It would seem that Barclays Bank has a lot of questions to answer, and an Information Commissioner on the warpath to deal with.
Christopher Graham is preparing to hurl his security-breach-tomahawk at the bank due to a scandal which has emerged over its contactless payment Visa cards. The cards employ NFC technology for convenient "wave and pay" shopping, but it seems that they're highly insecure when it comes to smartphones.
A Channel 4 report showed that a smartphone with a piece of specialised software installed could be tapped against a card and pull off details (which aren't encrypted).
Thomas Cannon of ViaForensics, mobile security experts who organised the research, told the Telegraph: "All I did was I tapped my phone over your wallet."

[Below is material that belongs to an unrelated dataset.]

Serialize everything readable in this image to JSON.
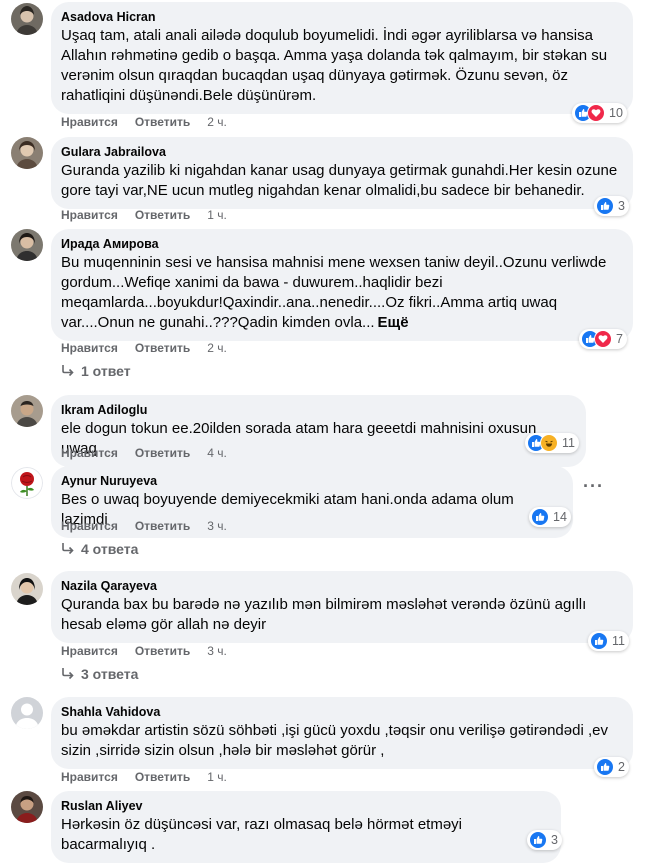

"Using the wireless reader on the phone I was able to lift out the details from your card, that includes the long card number, the expiry date and your name. None of it was encrypted, it was simply a case of the details coming out through the air."
Note that the pin number of the card isn't revealed, or the security code on the rear - just the information available on the front of the Visa card. However, that's enough to make online purchases at some retailers (such as Amazon) which don't require the three digit security number from the back of the card. A worrying development indeed for the 15 million folks who carry these contactless cards in the UK.

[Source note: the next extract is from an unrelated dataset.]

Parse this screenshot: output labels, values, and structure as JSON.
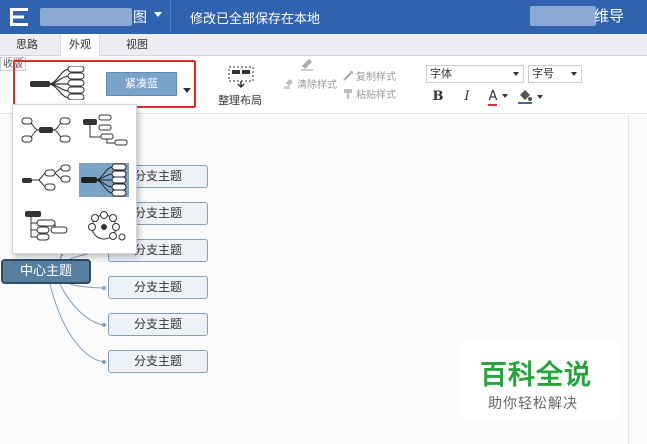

Barclays defended itself by saying: "The details obtained should not be sufficient to undertake any fraudulent activity but we do depend on retailers upholding the same high standards of security when verifying payment details."
Still, even those "basic" details on the front of the card shouldn't be obtainable, in unencrypted form, to anyone with a bit of software on a smartphone.
The Information Commissioner is due to meet Barclays executives on Monday, and is already talking about punitive fines.